Hogan said Maryland has achieved the 14-day plateauing and decline of hospitalizations. The rate of new deaths, hospitalizations and ICU patients have steadily declined, he said during a press conference Wednesday.
“The fight against this deadly disease is far from over, but because of the incredible courage you have shown and the extraordinary sacrifices you have made, Maryland and our nation can now at least begin to slowly recover,” Hogan said.
Coronavirus In Maryland: What’s Allowed To Reopen, What’s Closed In Maryland?
Although the stay at home order is lifted, the state will be moving instead to a Safer-at-Home public health advisory. Hogan encouraged residents to practice social distancing and to continuing to wear masks when inside stores and or on public transportation.
Along the with order being lifted, Hogan announced he would move most of the state into stage one of the recovery plan. Here’s what will reopen at 5 p.m. Friday:
- Retail stores in Maryland will reopen with 50% capacity; manufacturing may resume operations, personal services like barbershops and hair salons may reopen at up to 50% capacity and by appointment only.
- Pet groomers, animal adoption shelters, car washes, and art galleries can also reopen.
- Churches and houses of worship may begin to safely hold religious services. Outside services are strongly encouraged, but inside services may be permitted at 50% capacity or less with appropriate safety protocols.
Bars and restaurants remain closed other than to delivery and carryout services.
However, Hogan said that he was aware that some parts of the state where there are more cases of coronavirus may not be comfortable with moving to phase one of the recovery plan.
“Prince George’s and Montgomery counties have the highest number of cases, and they have made it clear that they are not yet ready to move into stage one,” Hogan said.
“I want to be very clear: while lifting the stay at home order and gradually moving into stage one of our recovery is a positive step forward, it does not mean that we are safe, or that this crisis is over. Low risk, does not mean no risk,” Hogan said. “All Marylanders, particularly those older and more vulnerable populations are wise to continue staying home as much as possible. Employers should continue to encourage telework for their employees whenever possible.”
Businesses are being encouraged to take the ‘Maryland Strong: Back to Business Pledge’ to assure customers that they are adhering to best practices and strict safety guidelines.
Christine Ross, president and CEO of the Maryland Chamber of Commerce, issued the following statement:
We are grateful that the day has come to begin moving into the first phase of economic recovery.
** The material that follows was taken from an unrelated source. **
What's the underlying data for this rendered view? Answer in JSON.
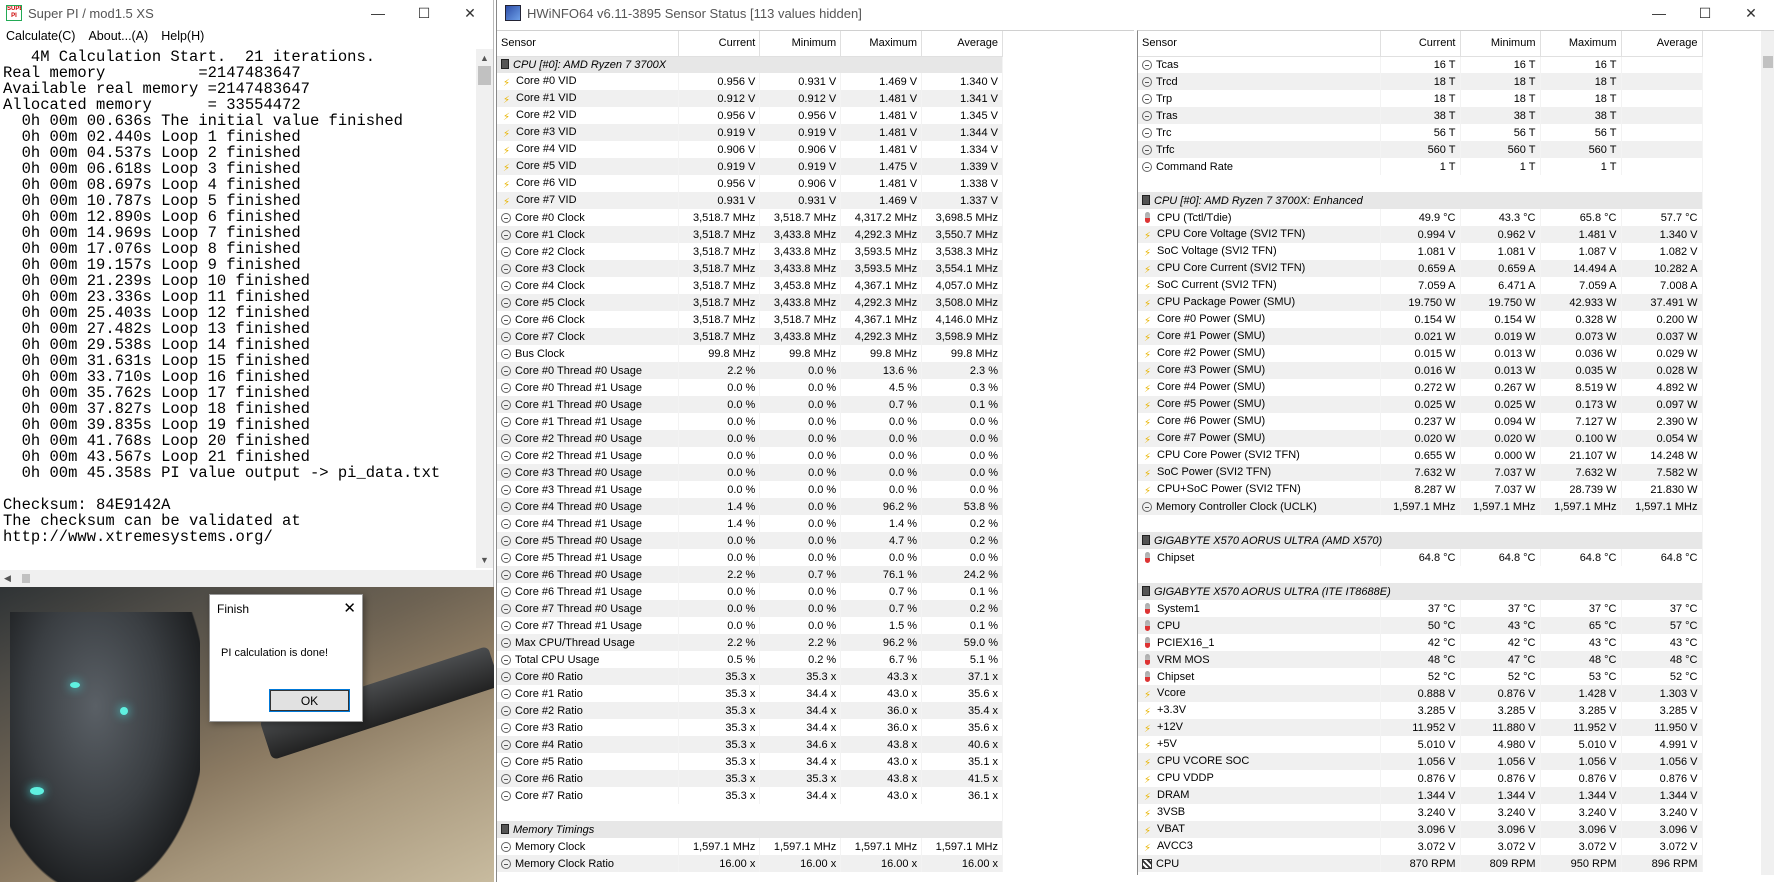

We thank the governor for his leadership and for safeguarding public health and safety throughout the pandemic. Like him, we want to see Marylanders get back to work as safely and as soon as possible.
We are concerned, however, about the emerging “different rules for different jurisdictions” method to reopening and what it will mean for employers who run businesses in multiple parts of the state. This patchwork approach could prove detrimental for employers and their employees, who are already in the midst of navigating a difficult and evolving crisis situation.
As we continue to steadfastly advocate for our members, who are anxious to return to work, we continue to urge the governor to actively communicate and engage with members of the business community throughout each stage of the recovery process.
For the latest information on coronavirus go to the Maryland Health Department’s website or call 211. You can find all of WJZ’s coverage on coronavirus in Maryland here.